App and web page records:
+-------+

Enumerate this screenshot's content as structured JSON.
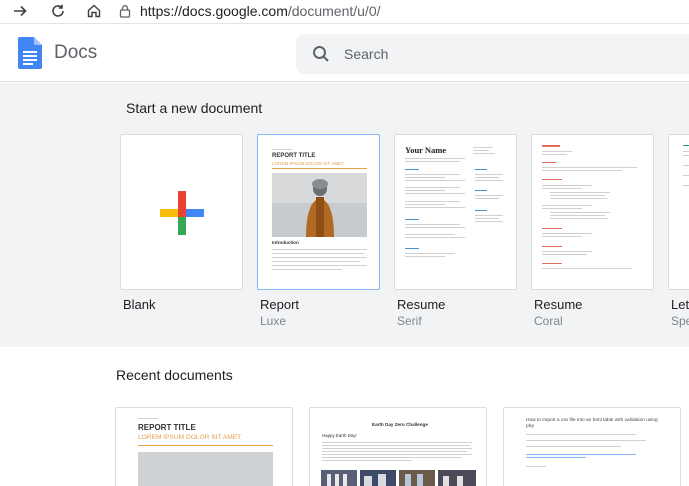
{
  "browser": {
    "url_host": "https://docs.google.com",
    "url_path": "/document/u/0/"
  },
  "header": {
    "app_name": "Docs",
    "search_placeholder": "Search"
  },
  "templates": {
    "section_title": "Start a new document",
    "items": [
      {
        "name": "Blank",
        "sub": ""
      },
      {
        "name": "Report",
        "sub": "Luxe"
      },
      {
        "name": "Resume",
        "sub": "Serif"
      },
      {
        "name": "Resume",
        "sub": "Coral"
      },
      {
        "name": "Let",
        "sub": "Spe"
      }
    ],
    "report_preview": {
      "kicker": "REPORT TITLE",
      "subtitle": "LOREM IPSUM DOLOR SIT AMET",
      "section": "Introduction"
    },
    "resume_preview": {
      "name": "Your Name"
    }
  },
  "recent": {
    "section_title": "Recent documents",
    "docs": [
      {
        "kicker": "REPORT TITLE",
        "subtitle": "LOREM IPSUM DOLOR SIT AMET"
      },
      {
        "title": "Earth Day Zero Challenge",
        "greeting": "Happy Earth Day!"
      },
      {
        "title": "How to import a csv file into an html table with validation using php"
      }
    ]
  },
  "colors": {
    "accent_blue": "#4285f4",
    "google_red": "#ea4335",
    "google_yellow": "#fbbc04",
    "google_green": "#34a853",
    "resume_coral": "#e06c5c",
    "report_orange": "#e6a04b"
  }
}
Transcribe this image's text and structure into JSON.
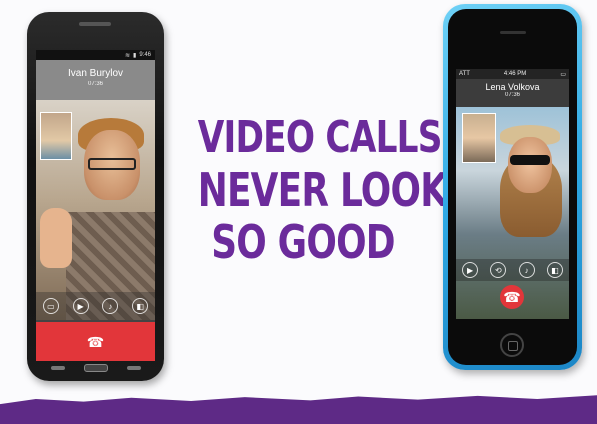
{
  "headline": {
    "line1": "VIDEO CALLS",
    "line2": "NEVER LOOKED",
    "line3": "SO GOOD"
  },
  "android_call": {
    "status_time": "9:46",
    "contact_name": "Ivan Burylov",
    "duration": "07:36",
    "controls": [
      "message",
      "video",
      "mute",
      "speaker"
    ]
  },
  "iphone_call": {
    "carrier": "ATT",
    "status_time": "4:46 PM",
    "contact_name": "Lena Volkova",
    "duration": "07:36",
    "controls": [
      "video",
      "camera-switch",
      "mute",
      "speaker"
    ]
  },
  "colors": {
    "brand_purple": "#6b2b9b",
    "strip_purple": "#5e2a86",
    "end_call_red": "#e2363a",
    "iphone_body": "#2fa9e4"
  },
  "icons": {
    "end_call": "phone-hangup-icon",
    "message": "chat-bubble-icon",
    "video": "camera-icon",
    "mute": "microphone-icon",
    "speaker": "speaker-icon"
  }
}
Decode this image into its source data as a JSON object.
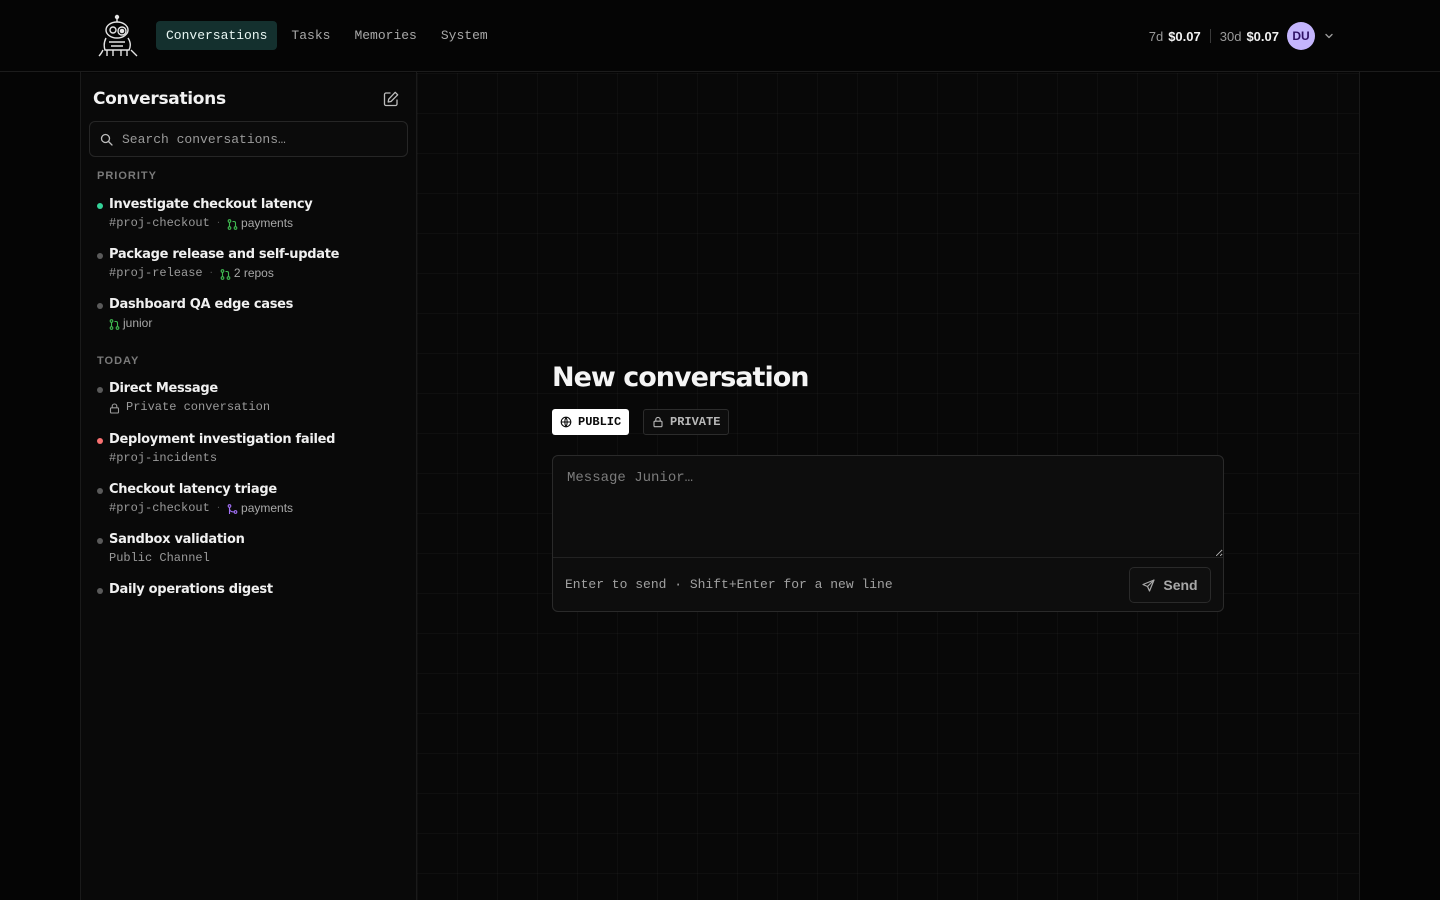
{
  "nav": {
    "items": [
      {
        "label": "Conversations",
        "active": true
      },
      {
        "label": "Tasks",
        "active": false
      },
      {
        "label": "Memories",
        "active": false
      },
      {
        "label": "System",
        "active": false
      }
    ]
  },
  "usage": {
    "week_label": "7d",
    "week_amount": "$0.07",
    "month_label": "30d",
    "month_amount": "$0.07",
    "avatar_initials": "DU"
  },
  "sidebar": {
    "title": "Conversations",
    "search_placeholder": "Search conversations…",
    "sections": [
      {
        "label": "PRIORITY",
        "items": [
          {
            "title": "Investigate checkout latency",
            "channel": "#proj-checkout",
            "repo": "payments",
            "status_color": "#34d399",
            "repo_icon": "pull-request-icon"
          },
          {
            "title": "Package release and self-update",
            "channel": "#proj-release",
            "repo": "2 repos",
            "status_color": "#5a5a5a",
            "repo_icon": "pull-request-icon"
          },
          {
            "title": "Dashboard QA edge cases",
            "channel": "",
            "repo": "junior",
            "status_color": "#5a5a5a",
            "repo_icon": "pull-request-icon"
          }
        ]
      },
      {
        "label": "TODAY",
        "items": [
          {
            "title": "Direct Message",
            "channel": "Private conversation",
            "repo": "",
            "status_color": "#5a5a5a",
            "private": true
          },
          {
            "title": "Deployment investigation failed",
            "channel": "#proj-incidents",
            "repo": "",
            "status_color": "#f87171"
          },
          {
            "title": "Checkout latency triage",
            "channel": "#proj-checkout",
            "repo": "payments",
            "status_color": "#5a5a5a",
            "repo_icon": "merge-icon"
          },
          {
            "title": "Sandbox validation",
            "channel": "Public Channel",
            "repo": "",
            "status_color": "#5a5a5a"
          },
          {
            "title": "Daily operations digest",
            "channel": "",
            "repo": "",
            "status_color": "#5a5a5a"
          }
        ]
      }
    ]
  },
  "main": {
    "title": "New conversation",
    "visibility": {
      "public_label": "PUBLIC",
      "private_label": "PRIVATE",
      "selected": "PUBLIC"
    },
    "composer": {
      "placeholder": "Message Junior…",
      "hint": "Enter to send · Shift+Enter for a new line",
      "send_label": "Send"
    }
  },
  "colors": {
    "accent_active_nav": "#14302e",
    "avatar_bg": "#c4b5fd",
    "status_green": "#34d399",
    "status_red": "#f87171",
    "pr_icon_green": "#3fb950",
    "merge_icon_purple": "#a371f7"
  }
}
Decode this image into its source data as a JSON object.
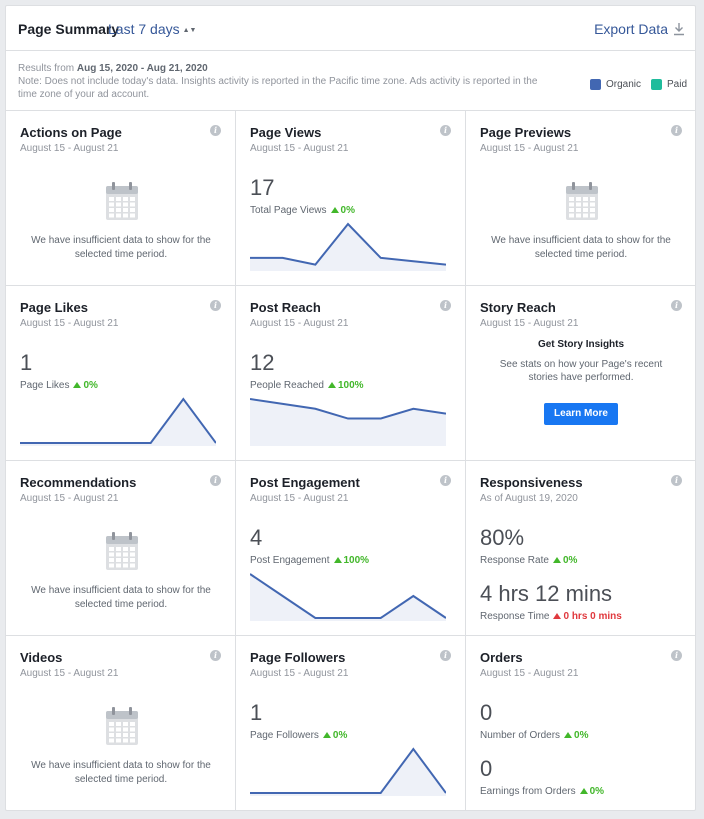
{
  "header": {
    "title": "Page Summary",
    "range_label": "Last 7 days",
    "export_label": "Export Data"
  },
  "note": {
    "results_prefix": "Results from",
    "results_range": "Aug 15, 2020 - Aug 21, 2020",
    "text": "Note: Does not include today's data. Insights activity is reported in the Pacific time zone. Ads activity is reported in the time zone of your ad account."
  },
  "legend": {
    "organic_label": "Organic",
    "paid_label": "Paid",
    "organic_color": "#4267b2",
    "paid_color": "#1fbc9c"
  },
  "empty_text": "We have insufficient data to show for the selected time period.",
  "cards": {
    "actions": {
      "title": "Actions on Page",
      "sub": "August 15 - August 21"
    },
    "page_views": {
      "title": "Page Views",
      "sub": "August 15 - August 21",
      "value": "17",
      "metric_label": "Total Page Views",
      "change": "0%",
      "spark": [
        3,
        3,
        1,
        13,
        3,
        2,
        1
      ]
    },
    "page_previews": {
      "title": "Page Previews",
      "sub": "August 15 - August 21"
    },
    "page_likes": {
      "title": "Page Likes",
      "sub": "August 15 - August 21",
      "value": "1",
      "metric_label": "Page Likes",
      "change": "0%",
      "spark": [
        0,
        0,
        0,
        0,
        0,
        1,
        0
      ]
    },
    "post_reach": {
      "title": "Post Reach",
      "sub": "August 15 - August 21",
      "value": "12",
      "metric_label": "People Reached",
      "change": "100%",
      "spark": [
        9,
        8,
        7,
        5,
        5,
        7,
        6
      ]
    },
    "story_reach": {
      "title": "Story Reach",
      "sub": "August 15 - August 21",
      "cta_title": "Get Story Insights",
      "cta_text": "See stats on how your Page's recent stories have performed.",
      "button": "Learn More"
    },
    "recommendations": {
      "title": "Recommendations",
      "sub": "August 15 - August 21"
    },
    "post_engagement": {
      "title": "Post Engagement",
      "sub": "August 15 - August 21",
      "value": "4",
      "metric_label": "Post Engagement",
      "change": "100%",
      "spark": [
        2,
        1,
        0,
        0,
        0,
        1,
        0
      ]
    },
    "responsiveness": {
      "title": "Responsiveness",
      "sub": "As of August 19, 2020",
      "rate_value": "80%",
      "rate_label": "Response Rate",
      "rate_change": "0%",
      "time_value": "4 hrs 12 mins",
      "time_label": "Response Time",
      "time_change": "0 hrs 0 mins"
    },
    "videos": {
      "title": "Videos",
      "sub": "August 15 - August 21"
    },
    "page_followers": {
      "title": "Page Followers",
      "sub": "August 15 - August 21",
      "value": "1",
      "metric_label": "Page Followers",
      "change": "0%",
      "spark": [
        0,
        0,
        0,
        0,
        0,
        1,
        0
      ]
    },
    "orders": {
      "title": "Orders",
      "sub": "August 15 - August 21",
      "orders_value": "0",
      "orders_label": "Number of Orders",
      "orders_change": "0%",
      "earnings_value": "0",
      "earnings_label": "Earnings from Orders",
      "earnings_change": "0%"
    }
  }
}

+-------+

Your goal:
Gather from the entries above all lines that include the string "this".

Exercise response:
Enumerate this screenshot's content as structured JSON.
Transcribe this image's text and structure into JSON.
Decode this image into its source data as a JSON object.
Decode this image into its source data as a JSON object.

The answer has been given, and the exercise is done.